8. Accounts conflict concerning the number of men on horseback and the number of men in the wagon. The Teller of June 30 reported that only Norton rode a saddle horse, but in a letter written on July 17, Mrs. Norton indicated that all the men except Chamberlin were mounted. In an interview in 1926, she specifically mentioned the horsemen and discussed the fate of each. See copy of letter from Jennie Norton to her mother and sister, July 17, 1877, Mount Idaho, packet 188, item 36, McWhorter Collection and the statement of Jennie Bunker in Winners of the West, p. 8.
10. Statement of Jennie Bunker, July 20, 1898, Bunker 9816; Bunker in Winners of the West, p. 8; Norton Letter, July 17, 1877; Lewiston Teller, June 30, 1877; Kirkwood, Nez Perce Indian War, pp. 52-55; Poe, "Beginning of Nez Perce Hostilities," Lewiston Teller, April 13, 1878, p. 2

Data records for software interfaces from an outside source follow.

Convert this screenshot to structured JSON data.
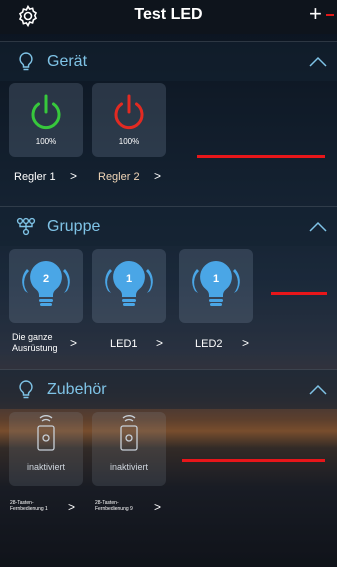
{
  "app": {
    "title": "Test LED"
  },
  "colors": {
    "accent": "#7fc3e6",
    "power_on": "#37c83c",
    "power_off": "#e22a22",
    "bulb": "#4aa6e6"
  },
  "sections": {
    "geraet": {
      "label": "Gerät",
      "items": [
        {
          "label": "Regler 1",
          "percent": "100%",
          "state": "on"
        },
        {
          "label": "Regler 2",
          "percent": "100%",
          "state": "off"
        }
      ]
    },
    "gruppe": {
      "label": "Gruppe",
      "items": [
        {
          "label": "Die ganze Ausrüstung",
          "count": "2"
        },
        {
          "label": "LED1",
          "count": "1"
        },
        {
          "label": "LED2",
          "count": "1"
        }
      ]
    },
    "zubehoer": {
      "label": "Zubehör",
      "items": [
        {
          "label": "28-Tasten-Fernbedienung 1",
          "status": "inaktiviert"
        },
        {
          "label": "28-Tasten-Fernbedienung 9",
          "status": "inaktiviert"
        }
      ]
    }
  },
  "icons": {
    "settings": "gear-icon",
    "add": "plus-icon",
    "section_device": "lightbulb-outline-icon",
    "section_group": "group-icon",
    "section_accessory": "lightbulb-outline-icon",
    "collapse": "chevron-up-icon",
    "navigate": "chevron-right-icon"
  }
}
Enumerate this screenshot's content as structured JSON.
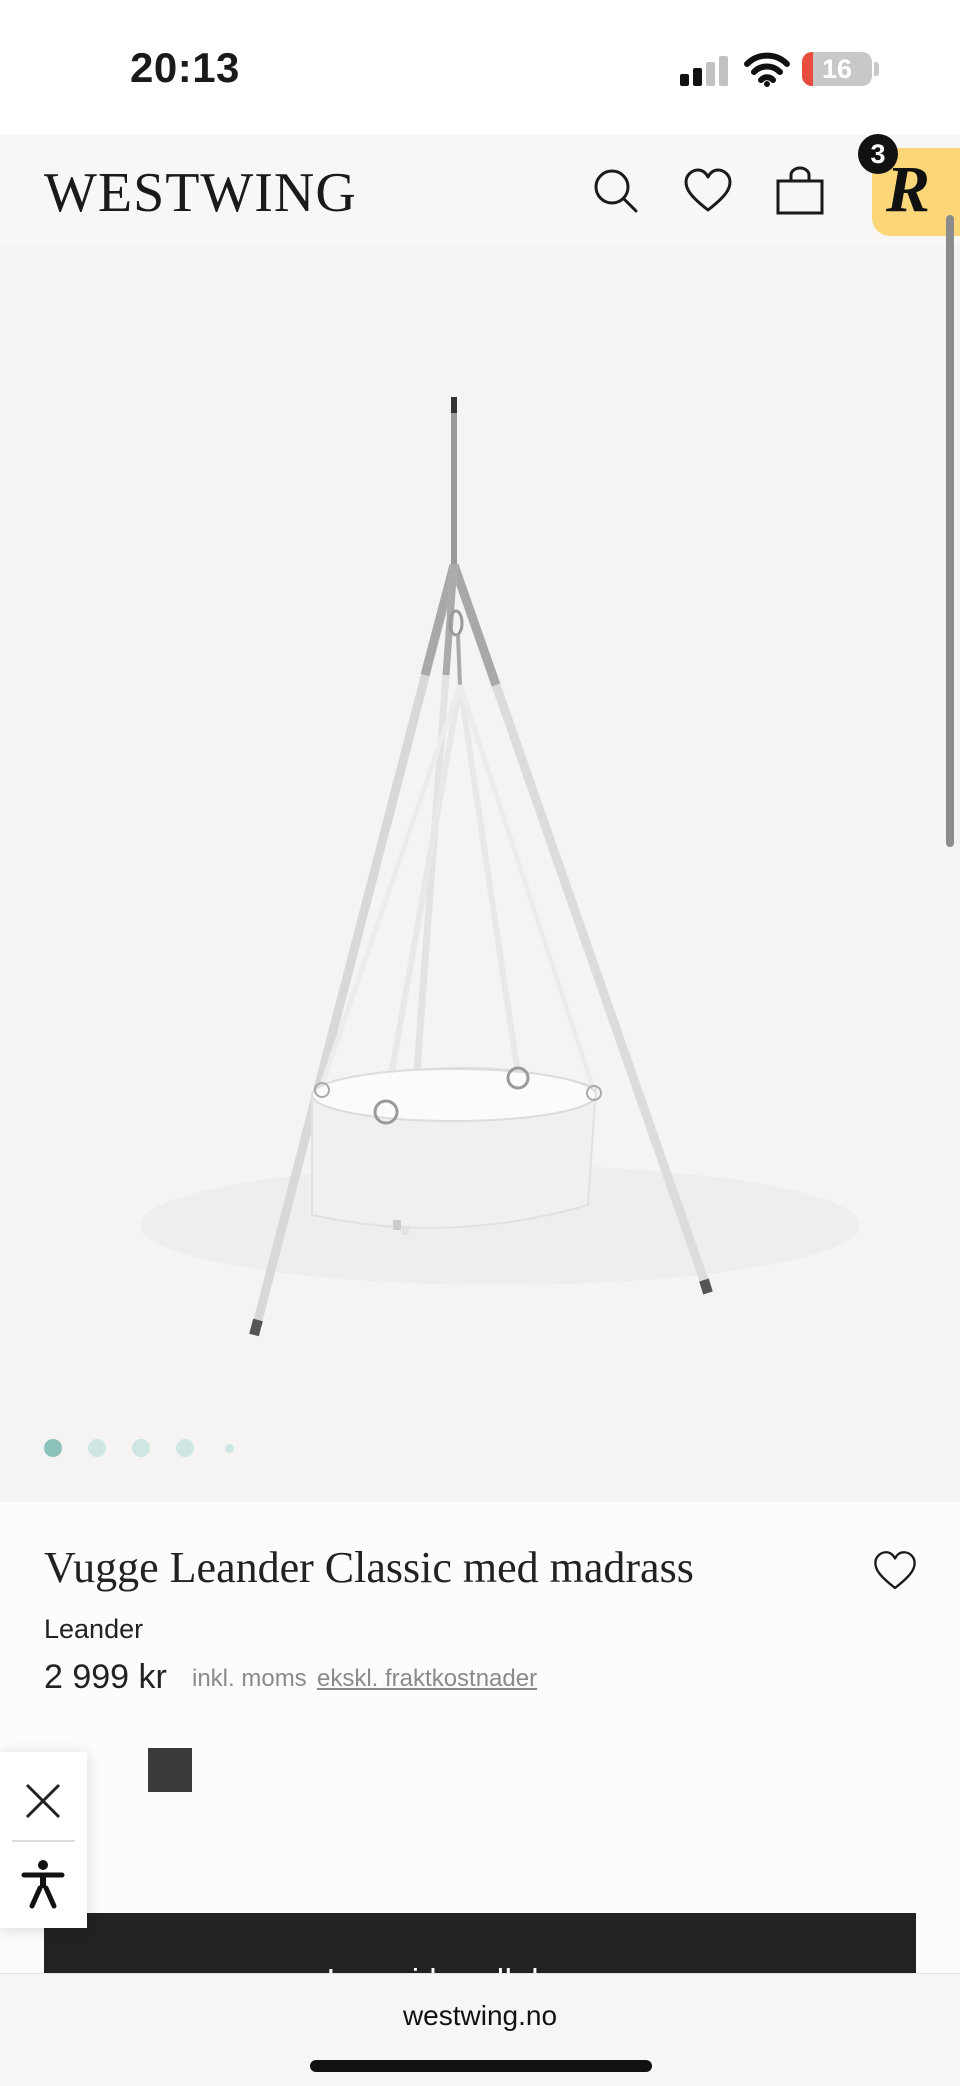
{
  "status_bar": {
    "time": "20:13",
    "battery_level": "16",
    "battery_fraction": 0.16,
    "icons": [
      "signal-icon",
      "wifi-icon",
      "battery-icon"
    ],
    "battery_color": "#e94b3c"
  },
  "header": {
    "logo": "WESTWING",
    "icons": [
      "search-icon",
      "heart-icon",
      "shopping-bag-icon",
      "more-icon"
    ]
  },
  "reward_badge": {
    "letter": "R",
    "count": "3",
    "color": "#fbd77a"
  },
  "gallery": {
    "image_description_icon": "cradle-image",
    "slide_count": 5,
    "active_slide": 1,
    "dot_active_color": "#8dc2ba",
    "dot_color": "#cfe7e3"
  },
  "product": {
    "title": "Vugge Leander Classic med madrass",
    "brand": "Leander",
    "price": "2 999 kr",
    "tax_note": "inkl. moms",
    "shipping_link": "ekskl. fraktkostnader",
    "swatch_color": "#3a3a3c"
  },
  "cart": {
    "button_label": "Legg i handlekurven"
  },
  "accessibility": {
    "icons": [
      "close-icon",
      "accessibility-icon"
    ]
  },
  "browser": {
    "url": "westwing.no"
  }
}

11. Hill Beachy Norton, "Hill Beachy Norton Speaks Out of the Past," in Original Stories, p. 39; Statement of Hill Norton, Lewiston Morning Tribune, December 18, 1938, reproduced in part in Elsensohn, Pioneer Days (Caldwell, 1947), 1, p. 299; Statement of Lynn Schafter, July 20, 1898, Bunker 9816; Norton Letter, July 17, 1877.
14. There may have been a seventh man in the party. Elias Darr claimed to have been present, but he is not mentioned by Adkison or any of the others who wrote about the affair. According to Darr he fell behind in the retreat to Grangeville due to a poor horse and took shelter in some rocks. See his statement in Hear Me, pp. 219-21.
22. Yellow Wolf, pp. 49-50; Account of Chief White Hawk in Hear Me, p. 273; Yellow Bull and Three Eagles in North American Indian, 8, fn 1, pp. 24-25, 165. Francis Haines, "Chief Joseph and the Nez Perce Warriors," Pacific Northwest Quarterly 45 (1954), p. 2; Statement of Arthur Chapman, November 23, 1886, Claim of Arthur Chapman, No. 1102, R6 123.
White Bird, Chief of the Lamtamas, was about 70 years old. In his youth, he had been a famous buffalo hunter and fighter. Sound was the leader of the Pikunans. A gifted orator, his influence spread beyond his little band of followers. McWhorter, Hear Me, pp. 181-84.
Last Updated: 09-Mar-2003